The passage from St. Anselm that we posted last week was not only a beautiful way to start our reflection on early church texts, it also contains many of the most characteristic elements of patristic writing. The first element deals with the role of experience. We moderns often think of ourselves as the generation that takes experience seriously; our generation’s insight is making human experience a key part of our sources, methods, and verifications of our thoughts and reflections. Hopefully it will become evident as time goes on that the patristic authors did this too, in their own way. In this case, Anselm’s prayer begins with himself and his own experience of life. Anselm notes his own smallness, the busyness of his life and the “tumult,” “weight,” and “wearisome”–ness that goes along with it. It may not be a deep or lengthy analysis of the human condition, but all of us have probably used these words to describe our own situations at some point. The early church writers were as human, as aware of their surroundings, and as alive as we are. They worked from, with, and back into the world they lived in. This world is similar and different from ours and leads them to similar and different conclusions, but experience is nonetheless an important part of their thought process.
Second, Anselm’s prayer/reflection is soaked in the Scripture. The early church authors were – to put a modern parlance on it – scripture junkies. Shaming modern Catholics, patristic authors knew their Bible very well. Verses from the scripture flow in and out of their writings effortlessly and meaningfully. Not only do the passages they use enforce the meaning of what they are trying to say, but what they say also puts a new meaning on the passage they use – intertextuality.
Take Anselm’s use of Psalm 27. If we take Anselm’s prayer at face value we have a prayer that seems, in the end, a little hopeless. We don’t see God, don’t know God, don’t know how to find God, and thus fail in our fundamental purpose as humans. But, if we look at Psalm 27 and consider that Anselm precedes all of this unknowing with it, then we get a very different image. Psalm 27 is a psalm of trust: “The LORD is my light and my salvation; whom should I fear? The LORD is my life’s refuge; of whom should I be afraid?” (27:1). So great is the psalmist’s trust in God that they can say, “Even if my father and mother forsake me, the LORD will take me in” (27:10). Finally, Anselm implies the words of the psalmist to restore the hope he seems to have lost at the end of the prayer and to continue his pursuit of finding God, “I believe I shall see the LORD’s goodness in the land of the living” (27:13).
The use of experience and the use of scripture in the early church texts will be important to pay attention to as we go forward. It will be especially important as we consider our next author, St. Augustine. Anselm lived between 1033 and 1109, was born in Italy, was a Benedictine monk, and one of the first voices in the scholastic movement but is popularly known for being an Archbishop of Canterbury.

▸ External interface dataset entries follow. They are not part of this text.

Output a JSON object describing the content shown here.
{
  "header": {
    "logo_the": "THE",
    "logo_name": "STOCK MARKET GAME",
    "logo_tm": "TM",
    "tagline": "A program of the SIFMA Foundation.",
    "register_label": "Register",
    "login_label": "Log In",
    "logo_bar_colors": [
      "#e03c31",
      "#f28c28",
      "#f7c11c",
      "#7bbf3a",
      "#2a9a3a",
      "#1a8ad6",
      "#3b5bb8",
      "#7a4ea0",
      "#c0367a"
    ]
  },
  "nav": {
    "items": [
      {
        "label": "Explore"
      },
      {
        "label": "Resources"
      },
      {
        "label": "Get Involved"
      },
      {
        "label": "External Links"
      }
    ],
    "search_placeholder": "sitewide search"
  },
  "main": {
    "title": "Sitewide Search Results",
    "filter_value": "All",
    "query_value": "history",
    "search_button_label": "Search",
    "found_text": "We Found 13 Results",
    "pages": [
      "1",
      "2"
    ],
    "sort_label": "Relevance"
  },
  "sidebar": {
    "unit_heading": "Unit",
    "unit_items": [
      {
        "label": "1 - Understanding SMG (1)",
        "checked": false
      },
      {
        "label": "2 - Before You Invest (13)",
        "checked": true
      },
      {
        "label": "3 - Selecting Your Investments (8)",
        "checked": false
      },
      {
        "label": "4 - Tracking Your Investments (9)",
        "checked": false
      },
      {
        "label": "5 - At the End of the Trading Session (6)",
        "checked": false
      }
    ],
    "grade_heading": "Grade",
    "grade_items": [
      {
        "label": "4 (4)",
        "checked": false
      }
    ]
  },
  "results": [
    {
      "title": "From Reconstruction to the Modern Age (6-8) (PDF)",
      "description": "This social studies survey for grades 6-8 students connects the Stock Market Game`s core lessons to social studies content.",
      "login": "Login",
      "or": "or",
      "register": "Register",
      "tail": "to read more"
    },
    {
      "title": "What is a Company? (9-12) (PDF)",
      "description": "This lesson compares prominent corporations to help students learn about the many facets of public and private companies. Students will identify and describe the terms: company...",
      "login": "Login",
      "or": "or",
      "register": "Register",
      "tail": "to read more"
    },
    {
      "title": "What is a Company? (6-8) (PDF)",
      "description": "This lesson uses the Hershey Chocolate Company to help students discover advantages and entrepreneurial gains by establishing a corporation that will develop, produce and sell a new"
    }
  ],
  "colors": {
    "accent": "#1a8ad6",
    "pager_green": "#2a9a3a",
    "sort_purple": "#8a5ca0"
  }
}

Augustine lived between 354 and 430, was born near Carthage in North Africa, and after a youth of debauchery, heresy, and spiritual unrest, became a bishop and one of the most important theologians of his time – actually of all of the history of western civilization after him. Augustine’s influence is seen even in Anselm’s prayer we cited last week which is a close reiteration of the prayer Augustine uses to start his Confessions.
Besides the Confessions, Augustine’s book, the City of God, is one of his most popular and most important. It is a long collection covering all kinds of topics. It was a later work of Augustine’s and he does not hold back proving how smart he is by showing how much he can talk about. One topic he discusses briefly (relatively briefly) and yet might still be odd for the modern reader to find discussed at all is “The Resurrection of Women’s Bodies.” To set the context a little, Augustine is here addressing and correcting a belief among some theologians that the bodies of women will not be resurrected at the eschaton as female bodies but that all bodies will rise as male bodies. The full discussion can be found in Book 22, Chapter 17. I will here quote only some of the more thought provoking passages and look forward to your comments and further discussion of this passage next week.
“The more sensible view, it seems to me, is the one held by those who do not doubt that both sexes will rise again… And female sex is not a fault but rather a matter of nature, and it will then be exempt from intercourse and childbirth. The female organs will still be present. Now, however, they will be accommodated not to their former use but to a new beauty… Instead, they will evoke praise for the wisdom and compassion of God, who both created what was not and freed what he created… The woman, therefore, is just as much God’s creation as is the man. But, by her being made from the man, human unity was commended to us; and by her being made in this way, as I said, Christ and the Church were prefigured. Thus the one who established the two sexes will restore them both.”